Children with Autism Spectrum Disorder
Autism Spectrum Disorder (ASD) is a complex neurodevelopmental disorder, the origins of which are still unclear. Individuals with autism are commonly characterized by:
- Impaired social interaction
- Delayed and disordered language
- Repetitive behavior
- A restricted range of interest
Physical symptoms are also common in children with autism, though they are less well-known. These include gastrointestinal (GI) disorders and insomnia. While the causes of these physical symptoms are not entirely known, they are important to treat. Aside from interfering with general health, GI discomfort and sleep deprivation can also adversely affect a child’s behavior and ability to learn.
A study released by the CDC in 2012 indicated that that one out of every 88 children in the U.S. is diagnosed with Autism Spectrum Disorder. It tends to affect boys more than girls.
Click here or on the image at right to view a full version of NICHQ's infographic about the lesser-known aspects of ASD.
Children with autism face many barriers in accessing healthcare. One barrier is long wait times to get a diagnosis or treatment. The earlier children are treated for autism, the more likely they are able to progress like typically developing children. This means that early intervention is crucial.
What NICHQ Is Doing

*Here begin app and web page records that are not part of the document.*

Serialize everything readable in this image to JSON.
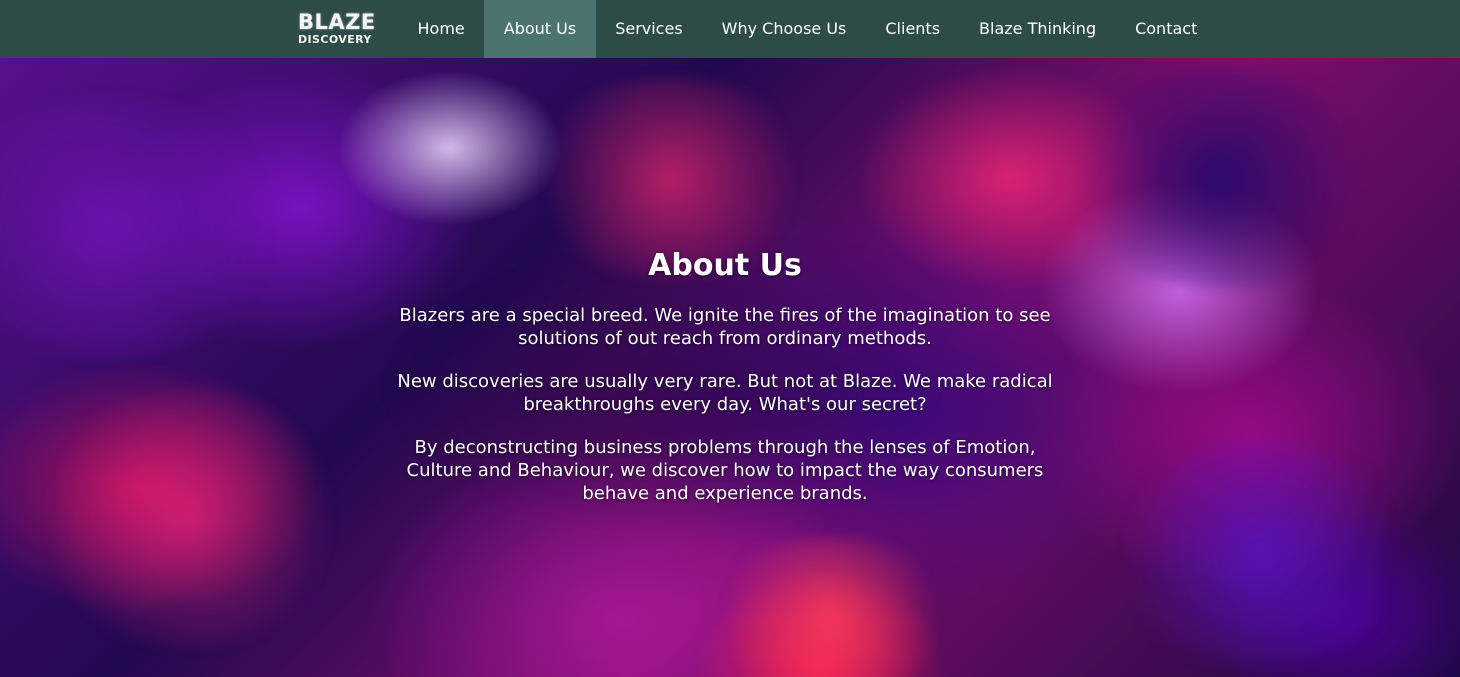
{
  "brand": {
    "logo_top": "BLAZE",
    "logo_bottom": "DISCOVERY"
  },
  "nav": {
    "items": [
      {
        "label": "Home"
      },
      {
        "label": "About Us"
      },
      {
        "label": "Services"
      },
      {
        "label": "Why Choose Us"
      },
      {
        "label": "Clients"
      },
      {
        "label": "Blaze Thinking"
      },
      {
        "label": "Contact"
      }
    ],
    "active": "About Us"
  },
  "hero": {
    "title": "About Us",
    "paragraphs": [
      "Blazers are a special breed. We ignite the fires of the imagination to see solutions of out reach from ordinary methods.",
      "New discoveries are usually very rare. But not at Blaze. We make radical breakthroughs every day. What's our secret?",
      "By deconstructing business problems through the lenses of Emotion, Culture and Behaviour, we discover how to impact the way consumers behave and experience brands."
    ]
  },
  "colors": {
    "navbar": "#2e4c47",
    "active_nav": "#4b7470",
    "text": "#ffffff"
  }
}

NICHQ, in partnership with Autism Speaks’ Autism Treatment Network (ATN), is assisting 14 autism clinics across North America make changes that improve care in their systems. The Collaborative to Improve Care for Children with Autism Spectrum Disorder is targeting three specific areas that affect children with autism: long wait times for treatment, constipation, and insomnia. The quality improvement teams are working directly with families to test and find successful treatment tactics to share on a wider scale.
ATN Director Dan Coury on Improving Autism Care
Video Summary: The Autism Treatment Network (ATN) Director Dan Coury, MD, speaks about how NICHQ's quality improvement program is helping centers around the continent improve care for children with autism spectrum disorders.